Data extract:
[Start of Attachment]

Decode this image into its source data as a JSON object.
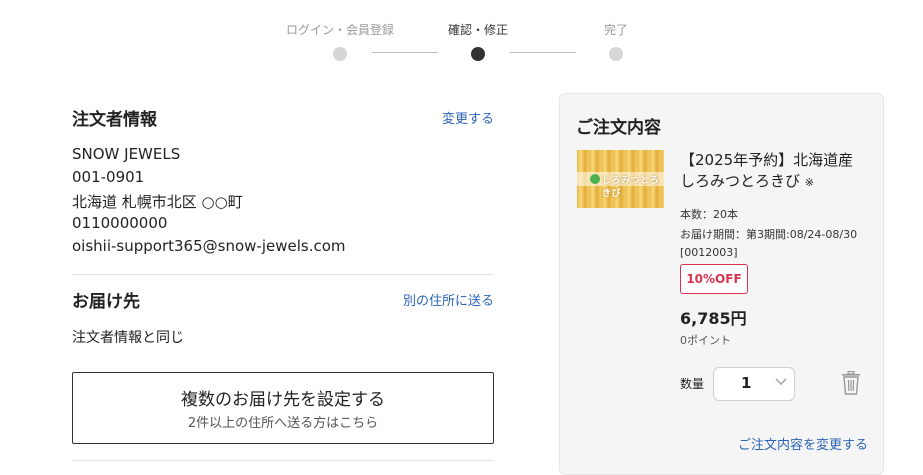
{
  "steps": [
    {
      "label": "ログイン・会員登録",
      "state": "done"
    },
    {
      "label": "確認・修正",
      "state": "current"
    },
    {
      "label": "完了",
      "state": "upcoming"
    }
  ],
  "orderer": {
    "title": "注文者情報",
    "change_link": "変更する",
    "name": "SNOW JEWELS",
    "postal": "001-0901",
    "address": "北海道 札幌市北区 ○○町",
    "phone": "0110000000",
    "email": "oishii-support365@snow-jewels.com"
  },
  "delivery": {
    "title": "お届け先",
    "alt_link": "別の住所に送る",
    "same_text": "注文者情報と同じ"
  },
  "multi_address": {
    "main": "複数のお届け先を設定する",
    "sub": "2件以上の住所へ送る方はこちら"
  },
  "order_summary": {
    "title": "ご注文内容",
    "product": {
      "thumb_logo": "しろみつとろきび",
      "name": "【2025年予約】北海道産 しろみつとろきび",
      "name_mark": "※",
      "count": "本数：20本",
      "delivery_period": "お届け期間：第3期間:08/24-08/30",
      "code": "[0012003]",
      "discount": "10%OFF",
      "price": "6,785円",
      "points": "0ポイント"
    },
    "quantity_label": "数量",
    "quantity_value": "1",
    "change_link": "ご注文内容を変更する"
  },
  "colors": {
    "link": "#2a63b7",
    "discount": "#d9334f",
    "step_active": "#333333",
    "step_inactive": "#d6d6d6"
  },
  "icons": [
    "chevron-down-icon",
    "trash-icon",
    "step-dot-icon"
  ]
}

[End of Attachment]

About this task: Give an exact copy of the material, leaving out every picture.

Your response:
Decode this image into its source data as a JSON object.
{
  "steps": [
    {
      "label": "ログイン・会員登録",
      "state": "done"
    },
    {
      "label": "確認・修正",
      "state": "current"
    },
    {
      "label": "完了",
      "state": "upcoming"
    }
  ],
  "orderer": {
    "title": "注文者情報",
    "change_link": "変更する",
    "name": "SNOW JEWELS",
    "postal": "001-0901",
    "address": "北海道 札幌市北区 ○○町",
    "phone": "0110000000",
    "email": "oishii-support365@snow-jewels.com"
  },
  "delivery": {
    "title": "お届け先",
    "alt_link": "別の住所に送る",
    "same_text": "注文者情報と同じ"
  },
  "multi_address": {
    "main": "複数のお届け先を設定する",
    "sub": "2件以上の住所へ送る方はこちら"
  },
  "order_summary": {
    "title": "ご注文内容",
    "product": {
      "thumb_logo": "しろみつとろきび",
      "name": "【2025年予約】北海道産 しろみつとろきび",
      "name_mark": "※",
      "count": "本数：20本",
      "delivery_period": "お届け期間：第3期間:08/24-08/30",
      "code": "[0012003]",
      "discount": "10%OFF",
      "price": "6,785円",
      "points": "0ポイント"
    },
    "quantity_label": "数量",
    "quantity_value": "1",
    "change_link": "ご注文内容を変更する"
  },
  "colors": {
    "link": "#2a63b7",
    "discount": "#d9334f",
    "step_active": "#333333",
    "step_inactive": "#d6d6d6"
  },
  "icons": [
    "chevron-down-icon",
    "trash-icon",
    "step-dot-icon"
  ]
}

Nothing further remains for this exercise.